“I had a team of enterprise account executives, ranging from mid 20s to late 50s,” she says. “I built out a buddy system for them, where I might pair someone who’s new to the sales profession with someone who’s been in management or consulting.”
Building an age-diverse team opens up new possibilities for peer-to-peer coaching that can empower individuals and improve team performance.
“What you need to be doing as you’re building and scaling your team is fostering collaboration and coaching inside the team,” Tribble says.
Rethink job descriptions
As Sharma noted, DEI must be an intentional practice. In hiring, that often means taking another look at your job description and its requirements.
- Should this role require a college degree? Or will relevant experience suffice?
- Is 5-10 years of experience a necessary requirement? Or can someone grow into this role?
- Does the person in this position need to come from the same industry? Or will experience in a different industry provide valuable perspective?
What if your best candidate for that open marketing specialist position worked in the service industry? A successful sales development representative (SDR) is an organized, quick-thinker with top-notch people skills, which could describe many professions, such as a bartender or a school teacher. Be open to the possibility of great candidates coming to you from non-traditional backgrounds.
Lau at Clari's career progression is a prime example. She left her role as a stockbroker on Wall Street for B2B technology sales. Her perspective on what matters to finance professionals has proved valuable in enterprise sales, where CFOs are often major stakeholders. Lau also shared her experience working on Wall Street, an environment of predominantly white men.
"As one of the few women on the trading floor, everyone always assumed I was a secretary, or an admin, despite my leadership position. So imagine a boy's club, but to the extreme," she says. "It was also very frustrating to see very few Asian leaders in rounds of promotions, even though the floor was majority Asian. It felt like all of us who were not white had to go the extra mile to prove ourselves."
Today, Lau is a top seller at Clari. But if we hadn't rethought our job description, requirements, and the qualities that make someone a successful candidate, we might’ve missed out on hiring Lau.
To incorporate DEI in your hiring process, managers can use actionable strategies that include intentionally expanding your talent pool and hiring for capabilities.
Practice and promote allyship
At GenR, Ramos of InclusionINC shared a framework called the “4 A’s of Allyship” that maps out what it looks like to be an ally to different people and communities.
- Awareness: Being an ally starts with understanding how different people face and experience oppression. “It’s being aware of our own human tendency to have unconscious biases that can lead to unintentional microaggressions, and microinequities in the workplace, which can cause people to feel devalued,” Ramos says.

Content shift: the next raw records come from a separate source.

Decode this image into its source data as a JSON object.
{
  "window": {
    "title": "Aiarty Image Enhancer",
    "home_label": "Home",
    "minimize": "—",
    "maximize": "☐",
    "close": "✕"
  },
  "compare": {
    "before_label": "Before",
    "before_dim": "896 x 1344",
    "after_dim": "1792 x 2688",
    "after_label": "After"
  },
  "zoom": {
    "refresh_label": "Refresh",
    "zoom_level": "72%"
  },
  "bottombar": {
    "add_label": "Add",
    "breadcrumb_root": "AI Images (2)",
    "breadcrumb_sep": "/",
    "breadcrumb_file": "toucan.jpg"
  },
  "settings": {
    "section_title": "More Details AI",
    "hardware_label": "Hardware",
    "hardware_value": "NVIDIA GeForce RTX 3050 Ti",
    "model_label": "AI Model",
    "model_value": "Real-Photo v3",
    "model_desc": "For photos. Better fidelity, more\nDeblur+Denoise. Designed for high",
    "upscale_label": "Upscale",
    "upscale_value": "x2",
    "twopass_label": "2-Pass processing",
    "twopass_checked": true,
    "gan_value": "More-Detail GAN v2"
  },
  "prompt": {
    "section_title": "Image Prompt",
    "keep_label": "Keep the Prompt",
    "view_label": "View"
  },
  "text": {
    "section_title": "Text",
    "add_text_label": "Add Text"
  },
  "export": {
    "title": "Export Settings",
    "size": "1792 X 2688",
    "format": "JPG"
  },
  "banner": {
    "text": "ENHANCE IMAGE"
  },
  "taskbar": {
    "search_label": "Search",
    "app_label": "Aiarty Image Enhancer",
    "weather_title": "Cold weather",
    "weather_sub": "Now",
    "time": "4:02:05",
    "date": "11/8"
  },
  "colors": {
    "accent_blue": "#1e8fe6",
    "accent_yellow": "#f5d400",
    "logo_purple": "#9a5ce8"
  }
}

- Advocacy: Use your privilege to work in solidarity and partnership with people who have been excluded, marginalized, or oppressed. Ramos notes advocacy can happen across recruiting, interviewing, and promoting.
- Accountability: Make a commitment to holding yourself and others accountable for your words and actions. Ramos says this principle is simple: ”If you see something, say something or do something.”
- Action: Taking action looks different for everyone. For some, it’s standing up for a colleague in a meeting, or seeking out diverse candidates. For others, it’s starting a workplace book club with lunchtime gatherings to discuss titles centered on DEI (as we’ve done at Clari).
As an ally, you’re not always going to do things perfectly. That’s why allyship is a practice.
Ramos says that ultimately, “it’s really about developing that spirit of humility and free curiosity, to broaden our understanding of different lived experiences.”